Buying to rent should be seen as a long-term investment. Unless you have a particularly extraordinary stroke of luck you are unlikely to see decent returns until several months into your first tenancy, as a result of the numerous overheads which need to be covered. These include any work that needs to be carried out in order to make the property tenantable, as well as agents' fees and other associated costs. These can be considerable, and need to be spread across several months of rental. The average gross return on rental property in the UK is around 10%, although your net income will of course increase over time as you cover your initial expenses.

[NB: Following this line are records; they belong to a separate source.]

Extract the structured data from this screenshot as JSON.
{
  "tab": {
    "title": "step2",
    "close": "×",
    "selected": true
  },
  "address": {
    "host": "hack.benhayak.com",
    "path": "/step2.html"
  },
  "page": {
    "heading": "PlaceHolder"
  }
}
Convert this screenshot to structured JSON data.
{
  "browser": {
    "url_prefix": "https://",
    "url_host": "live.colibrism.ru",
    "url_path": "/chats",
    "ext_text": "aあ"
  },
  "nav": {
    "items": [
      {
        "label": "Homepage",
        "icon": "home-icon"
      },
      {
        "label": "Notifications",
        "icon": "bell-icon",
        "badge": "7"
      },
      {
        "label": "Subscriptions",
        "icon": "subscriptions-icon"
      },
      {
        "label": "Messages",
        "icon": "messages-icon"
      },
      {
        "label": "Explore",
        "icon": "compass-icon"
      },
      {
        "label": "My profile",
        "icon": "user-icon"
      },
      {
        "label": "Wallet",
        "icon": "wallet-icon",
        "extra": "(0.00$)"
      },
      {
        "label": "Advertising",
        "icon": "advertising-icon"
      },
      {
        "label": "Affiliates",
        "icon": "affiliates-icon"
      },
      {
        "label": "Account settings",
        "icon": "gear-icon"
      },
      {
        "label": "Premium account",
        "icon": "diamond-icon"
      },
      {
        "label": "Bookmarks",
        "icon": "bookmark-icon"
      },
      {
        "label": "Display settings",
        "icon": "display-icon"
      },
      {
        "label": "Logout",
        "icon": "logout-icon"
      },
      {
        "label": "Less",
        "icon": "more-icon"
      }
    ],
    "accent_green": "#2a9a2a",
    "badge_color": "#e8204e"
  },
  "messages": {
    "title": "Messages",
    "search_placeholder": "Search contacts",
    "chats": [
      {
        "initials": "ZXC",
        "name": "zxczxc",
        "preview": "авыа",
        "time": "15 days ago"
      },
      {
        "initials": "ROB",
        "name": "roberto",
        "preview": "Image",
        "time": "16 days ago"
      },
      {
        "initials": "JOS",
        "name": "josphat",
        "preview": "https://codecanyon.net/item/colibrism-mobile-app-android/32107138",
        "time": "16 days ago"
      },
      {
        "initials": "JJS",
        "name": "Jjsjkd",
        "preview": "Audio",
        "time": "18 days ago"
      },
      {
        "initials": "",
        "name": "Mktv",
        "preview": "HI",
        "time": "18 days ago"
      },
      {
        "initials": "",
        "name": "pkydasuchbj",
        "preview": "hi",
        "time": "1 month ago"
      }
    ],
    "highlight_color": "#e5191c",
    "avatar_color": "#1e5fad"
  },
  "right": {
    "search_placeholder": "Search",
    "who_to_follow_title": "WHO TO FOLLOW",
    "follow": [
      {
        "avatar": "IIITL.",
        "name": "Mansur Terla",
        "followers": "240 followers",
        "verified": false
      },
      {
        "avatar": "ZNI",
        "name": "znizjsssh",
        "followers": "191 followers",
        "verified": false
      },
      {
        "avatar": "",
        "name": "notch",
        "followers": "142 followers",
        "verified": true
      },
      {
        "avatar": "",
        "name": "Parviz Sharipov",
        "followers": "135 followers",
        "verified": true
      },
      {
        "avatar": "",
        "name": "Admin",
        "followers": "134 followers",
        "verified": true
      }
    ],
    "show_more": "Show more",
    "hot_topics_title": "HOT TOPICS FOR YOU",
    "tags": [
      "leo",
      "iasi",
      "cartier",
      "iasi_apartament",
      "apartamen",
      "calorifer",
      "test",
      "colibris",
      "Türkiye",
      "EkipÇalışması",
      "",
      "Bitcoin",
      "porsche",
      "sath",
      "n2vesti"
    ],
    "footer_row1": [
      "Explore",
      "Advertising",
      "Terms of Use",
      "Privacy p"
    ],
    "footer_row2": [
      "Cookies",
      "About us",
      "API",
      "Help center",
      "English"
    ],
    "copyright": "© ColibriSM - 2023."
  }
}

In order to make this possible, your monthly rental price should probably be around 150% of your mortgage repayments.

One of the first, and most important considerations when embarking on a buy to let project, is your choice of agent. A good letting agent is vital, as they will be able to share valuable knowledge about the area, including the types of property on which you are likely to see the best returns, and reasonable guide prices. It is important to employ an agent who is accredited by ARLA. Under the guidelines set out by the Buy to Let scheme, mortgage lenders are likely to give you a loan only if you have taken this step.

As you can see, there are a good number of practical concerns to take into account when considering buy to let. However, if you are willing to abandon any dreams you may have of easy, quick money, you may well be in a position to take advantage of the highly favourable new terms available to prospective private landlords.

You might also like...
Share Your Story, Join the Discussion or Seek Advice..
Why not be the first to leave a comment for discussion, ask for advice or share your story...

If you'd like to ask a question one of our experts (workload permitting) or a helpful reader hopefully can help you... We also love comments and interesting stories

Title:
(never shown)
Firstname:
(never shown)
Surname:
(never shown)
Email:
(never shown)
Nickname:
(shown)
Comment:
Validate:
Enter word:
Latest Comments
  • GREENY483
    Re: How Much Tax do I Have to Pay?
    I earn £50k a year in full time employment, last year I also made an additional £800 through other work, do I need to fill in a…
    18 September 2018
  • Soldier93
    Re: How Much Tax do I Have to Pay?
    Can i have a quastion? From this days i paid my tax every month i paid 70 pound. Now my boss told my i need to pay every week…
    16 September 2018
  • MoneyExpertise
    Re: How Much Tax do I Have to Pay?
    Lora - Your Question:Hi, My contract with my employer is through a freelancing website. Does this mean that I'm "employed" and…
    13 September 2018
  • dbexit
    Re: Will I Be Entitled to Redundancy Pay and How Much?
    Big company (1) with a lot of places of work closed one of it. There was no redundancy as employees…
    12 September 2018
  • Lora
    Re: How Much Tax do I Have to Pay?
    Hi, My contract with my employer is through a freelancing website. Does this mean that I'm "employed" and not "self-employed"?…
    12 September 2018
  • James
    Re: How Much Tax do I Have to Pay?
    Hi, I have earned £15,000 in this current tax year and have paid £2100 tax as PAYE; I am now switching to self employed. Will…
    7 September 2018
  • MoneyExpertise
    Re: How Much Tax do I Have to Pay?
    LJ256 - Your Question:Hi, I do 20 hours per week at minimum wage which equates to around 150 a week however I’ve been getting…
    4 September 2018
  • 123
    Re: A Guide to Unemployment Benefits
    Please could advise if employers are allowed to make your role redundant due to wanting to increase your hours? I work 90%…
    4 September 2018
  • Mike
    Re: Taxation for the Self-Employed
    Im registering self employment as of the 10th september 2018 i was wondering when i need to pay my yearly tax and NI bill will…
    3 September 2018
  • LJ256
    Re: How Much Tax do I Have to Pay?
    Hi, I do 20 hours per week at minimum wage which equates to around 150 a week however I’ve been getting taxed on this is that…
    3 September 2018